-- TRY IT --
Copy out every record below exactly as written, but leave out any pictures.

-- Web page and app entries --

= = = =

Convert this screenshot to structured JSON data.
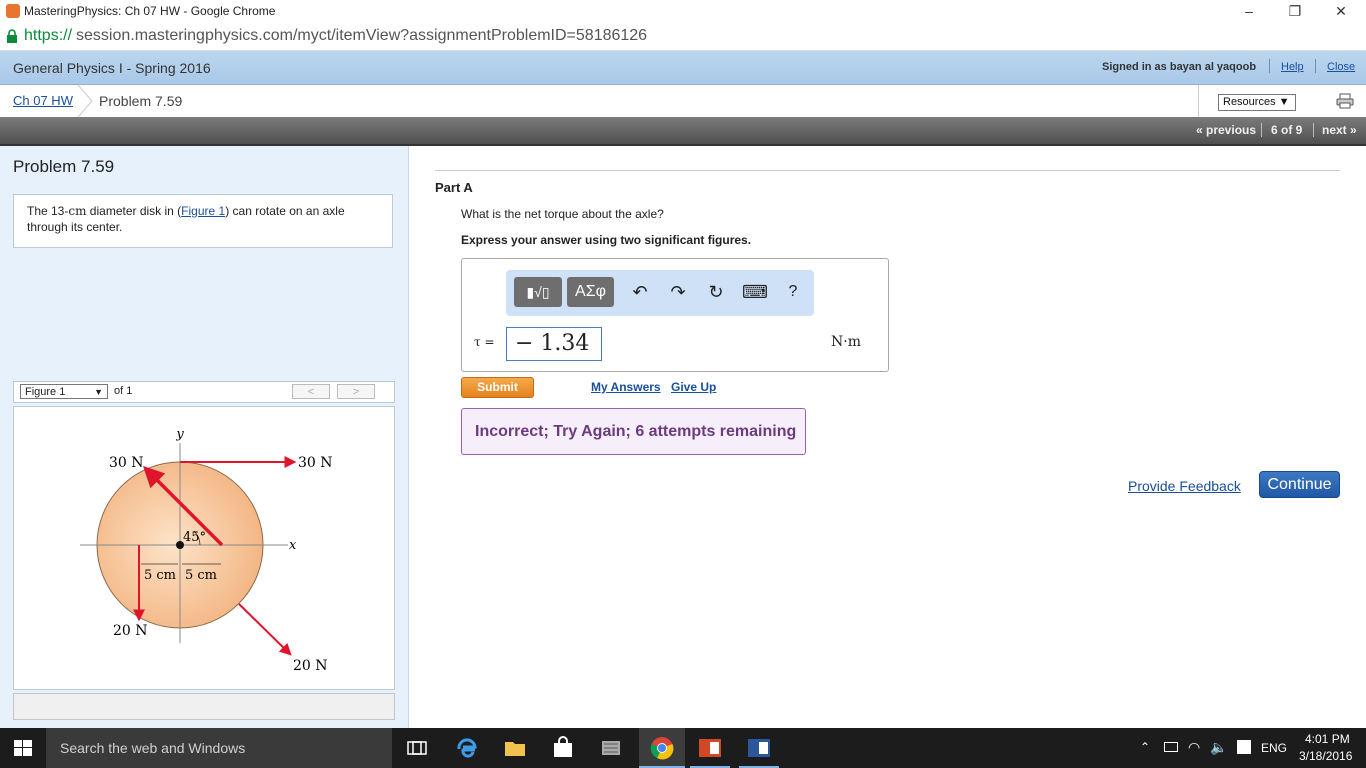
{
  "browser": {
    "window_title": "MasteringPhysics: Ch 07 HW - Google Chrome",
    "url_scheme": "https://",
    "url_rest": "session.masteringphysics.com/myct/itemView?assignmentProblemID=58186126",
    "minimize": "–",
    "restore": "❐",
    "close": "✕"
  },
  "header": {
    "course": "General Physics I - Spring 2016",
    "signed_in": "Signed in as bayan al yaqoob",
    "help": "Help",
    "close": "Close"
  },
  "breadcrumb": {
    "assignment": "Ch 07 HW",
    "problem": "Problem 7.59",
    "resources": "Resources ▼"
  },
  "nav": {
    "previous": "« previous",
    "position": "6 of 9",
    "next": "next »"
  },
  "problem": {
    "title": "Problem 7.59",
    "text_before": "The 13-",
    "text_unit": "cm",
    "text_mid": " diameter disk in (",
    "figure_link": "Figure 1",
    "text_after": ") can rotate on an axle through its center."
  },
  "figure": {
    "selector": "Figure 1",
    "of": "of 1",
    "prev": "<",
    "next": ">",
    "labels": {
      "y_axis": "y",
      "x_axis": "x",
      "force_top_left": "30 N",
      "force_top_right": "30 N",
      "force_bottom_left": "20 N",
      "force_bottom_right": "20 N",
      "angle": "45°",
      "dist_left": "5 cm",
      "dist_right": "5 cm"
    }
  },
  "part": {
    "label": "Part A",
    "question": "What is the net torque about the axle?",
    "instruction": "Express your answer using two significant figures.",
    "toolbar": {
      "templates": "▮√▯",
      "symbols": "ΑΣφ",
      "undo": "↶",
      "redo": "↷",
      "reset": "↻",
      "keyboard": "⌨",
      "help": "?"
    },
    "variable": "τ =",
    "answer": "− 1.34",
    "units": "N·m",
    "submit": "Submit",
    "my_answers": "My Answers",
    "give_up": "Give Up",
    "feedback": "Incorrect; Try Again; 6 attempts remaining"
  },
  "footer": {
    "provide_feedback": "Provide Feedback",
    "continue": "Continue"
  },
  "taskbar": {
    "search": "Search the web and Windows",
    "language": "ENG",
    "time": "4:01 PM",
    "date": "3/18/2016"
  },
  "colors": {
    "disk_fill": "#f6c79c",
    "force_arrow": "#e0142b",
    "course_bar": "#b4d1ec",
    "feedback_bg": "#f7eefc",
    "submit": "#ef9530",
    "continue": "#2a66b4"
  }
}
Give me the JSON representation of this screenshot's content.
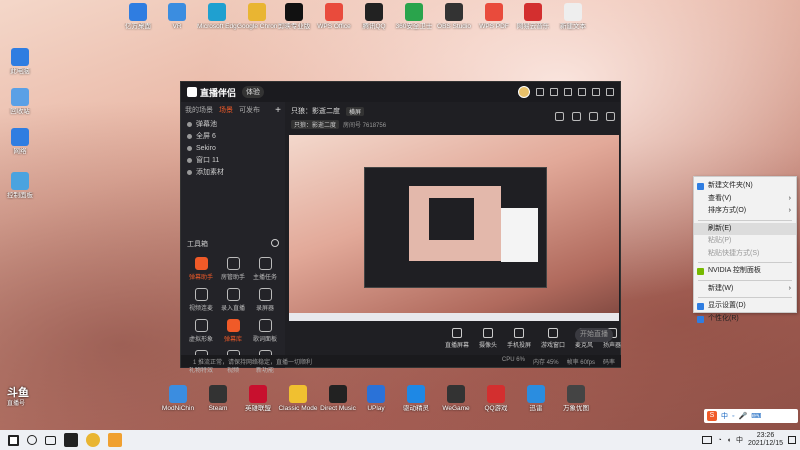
{
  "desktop": {
    "top_icons": [
      {
        "label": "亿方桌面",
        "color": "#2f7de1"
      },
      {
        "label": "VR",
        "color": "#3b8de0"
      },
      {
        "label": "Microsoft Edge",
        "color": "#1fa0d0"
      },
      {
        "label": "Google Chrome",
        "color": "#e9b532"
      },
      {
        "label": "剪映专业版",
        "color": "#111111"
      },
      {
        "label": "WPS Office",
        "color": "#e94b3c"
      },
      {
        "label": "腾讯QQ",
        "color": "#222222"
      },
      {
        "label": "360安全卫士",
        "color": "#2aa44c"
      },
      {
        "label": "OBS Studio",
        "color": "#333333"
      },
      {
        "label": "WPS PDF",
        "color": "#e94b3c"
      },
      {
        "label": "网易云音乐",
        "color": "#d32f2f"
      },
      {
        "label": "新建文本",
        "color": "#eeeeee"
      }
    ],
    "left_icons": [
      {
        "label": "此电脑",
        "color": "#2f7de1"
      },
      {
        "label": "回收站",
        "color": "#5aa0e6"
      },
      {
        "label": "网络",
        "color": "#2f7de1"
      },
      {
        "label": "控制面板",
        "color": "#4aa3df"
      }
    ],
    "bottom_icons": [
      {
        "label": "ModNiChin",
        "color": "#3b8de0"
      },
      {
        "label": "Steam",
        "color": "#333333"
      },
      {
        "label": "英雄联盟",
        "color": "#c8102e"
      },
      {
        "label": "Classic Mode",
        "color": "#f0c030"
      },
      {
        "label": "Direct Music",
        "color": "#222222"
      },
      {
        "label": "UPlay",
        "color": "#2a72d8"
      },
      {
        "label": "驱动精灵",
        "color": "#1e88e5"
      },
      {
        "label": "WeGame",
        "color": "#333333"
      },
      {
        "label": "QQ游戏",
        "color": "#d32f2f"
      },
      {
        "label": "迅雷",
        "color": "#2a8de0"
      },
      {
        "label": "万象优图",
        "color": "#444444"
      }
    ],
    "watermark": "斗鱼",
    "watermark_sub": "直播号"
  },
  "app": {
    "logo": "直播伴侣",
    "version": "体验",
    "tabs": [
      "我的场景",
      "场景",
      "可发布"
    ],
    "scenes": [
      "弹幕池",
      "全屏 6",
      "Sekiro",
      "窗口 11",
      "添加素材"
    ],
    "tools_title": "工具箱",
    "tools": [
      {
        "label": "弹幕助手",
        "hot": true
      },
      {
        "label": "房管助手",
        "hot": false
      },
      {
        "label": "主播任务",
        "hot": false
      },
      {
        "label": "视频连麦",
        "hot": false
      },
      {
        "label": "录入直播",
        "hot": false
      },
      {
        "label": "录屏器",
        "hot": false
      },
      {
        "label": "虚拟形象",
        "hot": false
      },
      {
        "label": "弹幕库",
        "hot": true
      },
      {
        "label": "歌词面板",
        "hot": false
      },
      {
        "label": "礼物特效",
        "hot": false
      },
      {
        "label": "视频",
        "hot": false
      },
      {
        "label": "新功能",
        "hot": false
      }
    ],
    "stream_title": "只狼：影逝二度",
    "stream_mode": "横屏",
    "meta_chip": "只狼：影逝二度",
    "meta_text": "房间号 7618756",
    "controls": [
      "直播屏幕",
      "摄像头",
      "手机投屏",
      "游戏窗口",
      "麦克风",
      "扬声器"
    ],
    "live_button": "开始直播",
    "status_left": "1 推流正常，请保持网络稳定，直播一切顺利",
    "status_right": [
      "CPU 6%",
      "内存 45%",
      "帧率 60fps",
      "码率"
    ]
  },
  "context_menu": {
    "items": [
      {
        "label": "新建文件夹(N)",
        "disabled": false,
        "arrow": false,
        "icon": "#2f7de1"
      },
      {
        "label": "查看(V)",
        "disabled": false,
        "arrow": true,
        "icon": ""
      },
      {
        "label": "排序方式(O)",
        "disabled": false,
        "arrow": true,
        "icon": ""
      },
      {
        "label": "刷新(E)",
        "disabled": false,
        "arrow": false,
        "icon": "",
        "selected": true
      },
      {
        "label": "粘贴(P)",
        "disabled": true,
        "arrow": false,
        "icon": ""
      },
      {
        "label": "粘贴快捷方式(S)",
        "disabled": true,
        "arrow": false,
        "icon": ""
      },
      {
        "label": "NVIDIA 控制面板",
        "disabled": false,
        "arrow": false,
        "icon": "#76b900"
      },
      {
        "label": "新建(W)",
        "disabled": false,
        "arrow": true,
        "icon": ""
      },
      {
        "label": "显示设置(D)",
        "disabled": false,
        "arrow": false,
        "icon": "#2f7de1"
      },
      {
        "label": "个性化(R)",
        "disabled": false,
        "arrow": false,
        "icon": "#2f7de1"
      }
    ]
  },
  "taskbar": {
    "time": "23:26",
    "date": "2021/12/15",
    "ime": "中"
  }
}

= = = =

-- FINISHED TASK --
Convert this screenshot to structured JSON data.
{
  "browser": {
    "window_title": "MasteringPhysics: Ch 07 HW - Google Chrome",
    "url_scheme": "https://",
    "url_rest": "session.masteringphysics.com/myct/itemView?assignmentProblemID=58186126",
    "minimize": "–",
    "restore": "❐",
    "close": "✕"
  },
  "header": {
    "course": "General Physics I - Spring 2016",
    "signed_in": "Signed in as bayan al yaqoob",
    "help": "Help",
    "close": "Close"
  },
  "breadcrumb": {
    "assignment": "Ch 07 HW",
    "problem": "Problem 7.59",
    "resources": "Resources ▼"
  },
  "nav": {
    "previous": "« previous",
    "position": "6 of 9",
    "next": "next »"
  },
  "problem": {
    "title": "Problem 7.59",
    "text_before": "The 13-",
    "text_unit": "cm",
    "text_mid": " diameter disk in (",
    "figure_link": "Figure 1",
    "text_after": ") can rotate on an axle through its center."
  },
  "figure": {
    "selector": "Figure 1",
    "of": "of 1",
    "prev": "<",
    "next": ">",
    "labels": {
      "y_axis": "y",
      "x_axis": "x",
      "force_top_left": "30 N",
      "force_top_right": "30 N",
      "force_bottom_left": "20 N",
      "force_bottom_right": "20 N",
      "angle": "45°",
      "dist_left": "5 cm",
      "dist_right": "5 cm"
    }
  },
  "part": {
    "label": "Part A",
    "question": "What is the net torque about the axle?",
    "instruction": "Express your answer using two significant figures.",
    "toolbar": {
      "templates": "▮√▯",
      "symbols": "ΑΣφ",
      "undo": "↶",
      "redo": "↷",
      "reset": "↻",
      "keyboard": "⌨",
      "help": "?"
    },
    "variable": "τ =",
    "answer": "− 1.34",
    "units": "N·m",
    "submit": "Submit",
    "my_answers": "My Answers",
    "give_up": "Give Up",
    "feedback": "Incorrect; Try Again; 6 attempts remaining"
  },
  "footer": {
    "provide_feedback": "Provide Feedback",
    "continue": "Continue"
  },
  "taskbar": {
    "search": "Search the web and Windows",
    "language": "ENG",
    "time": "4:01 PM",
    "date": "3/18/2016"
  },
  "colors": {
    "disk_fill": "#f6c79c",
    "force_arrow": "#e0142b",
    "course_bar": "#b4d1ec",
    "feedback_bg": "#f7eefc",
    "submit": "#ef9530",
    "continue": "#2a66b4"
  }
}
Give me the JSON representation of this screenshot's content.
{
  "desktop": {
    "top_icons": [
      {
        "label": "亿方桌面",
        "color": "#2f7de1"
      },
      {
        "label": "VR",
        "color": "#3b8de0"
      },
      {
        "label": "Microsoft Edge",
        "color": "#1fa0d0"
      },
      {
        "label": "Google Chrome",
        "color": "#e9b532"
      },
      {
        "label": "剪映专业版",
        "color": "#111111"
      },
      {
        "label": "WPS Office",
        "color": "#e94b3c"
      },
      {
        "label": "腾讯QQ",
        "color": "#222222"
      },
      {
        "label": "360安全卫士",
        "color": "#2aa44c"
      },
      {
        "label": "OBS Studio",
        "color": "#333333"
      },
      {
        "label": "WPS PDF",
        "color": "#e94b3c"
      },
      {
        "label": "网易云音乐",
        "color": "#d32f2f"
      },
      {
        "label": "新建文本",
        "color": "#eeeeee"
      }
    ],
    "left_icons": [
      {
        "label": "此电脑",
        "color": "#2f7de1"
      },
      {
        "label": "回收站",
        "color": "#5aa0e6"
      },
      {
        "label": "网络",
        "color": "#2f7de1"
      },
      {
        "label": "控制面板",
        "color": "#4aa3df"
      }
    ],
    "bottom_icons": [
      {
        "label": "ModNiChin",
        "color": "#3b8de0"
      },
      {
        "label": "Steam",
        "color": "#333333"
      },
      {
        "label": "英雄联盟",
        "color": "#c8102e"
      },
      {
        "label": "Classic Mode",
        "color": "#f0c030"
      },
      {
        "label": "Direct Music",
        "color": "#222222"
      },
      {
        "label": "UPlay",
        "color": "#2a72d8"
      },
      {
        "label": "驱动精灵",
        "color": "#1e88e5"
      },
      {
        "label": "WeGame",
        "color": "#333333"
      },
      {
        "label": "QQ游戏",
        "color": "#d32f2f"
      },
      {
        "label": "迅雷",
        "color": "#2a8de0"
      },
      {
        "label": "万象优图",
        "color": "#444444"
      }
    ],
    "watermark": "斗鱼",
    "watermark_sub": "直播号"
  },
  "app": {
    "logo": "直播伴侣",
    "version": "体验",
    "tabs": [
      "我的场景",
      "场景",
      "可发布"
    ],
    "scenes": [
      "弹幕池",
      "全屏 6",
      "Sekiro",
      "窗口 11",
      "添加素材"
    ],
    "tools_title": "工具箱",
    "tools": [
      {
        "label": "弹幕助手",
        "hot": true
      },
      {
        "label": "房管助手",
        "hot": false
      },
      {
        "label": "主播任务",
        "hot": false
      },
      {
        "label": "视频连麦",
        "hot": false
      },
      {
        "label": "录入直播",
        "hot": false
      },
      {
        "label": "录屏器",
        "hot": false
      },
      {
        "label": "虚拟形象",
        "hot": false
      },
      {
        "label": "弹幕库",
        "hot": true
      },
      {
        "label": "歌词面板",
        "hot": false
      },
      {
        "label": "礼物特效",
        "hot": false
      },
      {
        "label": "视频",
        "hot": false
      },
      {
        "label": "新功能",
        "hot": false
      }
    ],
    "stream_title": "只狼：影逝二度",
    "stream_mode": "横屏",
    "meta_chip": "只狼：影逝二度",
    "meta_text": "房间号 7618756",
    "controls": [
      "直播屏幕",
      "摄像头",
      "手机投屏",
      "游戏窗口",
      "麦克风",
      "扬声器"
    ],
    "live_button": "开始直播",
    "status_left": "1 推流正常，请保持网络稳定，直播一切顺利",
    "status_right": [
      "CPU 6%",
      "内存 45%",
      "帧率 60fps",
      "码率"
    ]
  },
  "context_menu": {
    "items": [
      {
        "label": "新建文件夹(N)",
        "disabled": false,
        "arrow": false,
        "icon": "#2f7de1"
      },
      {
        "label": "查看(V)",
        "disabled": false,
        "arrow": true,
        "icon": ""
      },
      {
        "label": "排序方式(O)",
        "disabled": false,
        "arrow": true,
        "icon": ""
      },
      {
        "label": "刷新(E)",
        "disabled": false,
        "arrow": false,
        "icon": "",
        "selected": true
      },
      {
        "label": "粘贴(P)",
        "disabled": true,
        "arrow": false,
        "icon": ""
      },
      {
        "label": "粘贴快捷方式(S)",
        "disabled": true,
        "arrow": false,
        "icon": ""
      },
      {
        "label": "NVIDIA 控制面板",
        "disabled": false,
        "arrow": false,
        "icon": "#76b900"
      },
      {
        "label": "新建(W)",
        "disabled": false,
        "arrow": true,
        "icon": ""
      },
      {
        "label": "显示设置(D)",
        "disabled": false,
        "arrow": false,
        "icon": "#2f7de1"
      },
      {
        "label": "个性化(R)",
        "disabled": false,
        "arrow": false,
        "icon": "#2f7de1"
      }
    ]
  },
  "taskbar": {
    "time": "23:26",
    "date": "2021/12/15",
    "ime": "中"
  }
}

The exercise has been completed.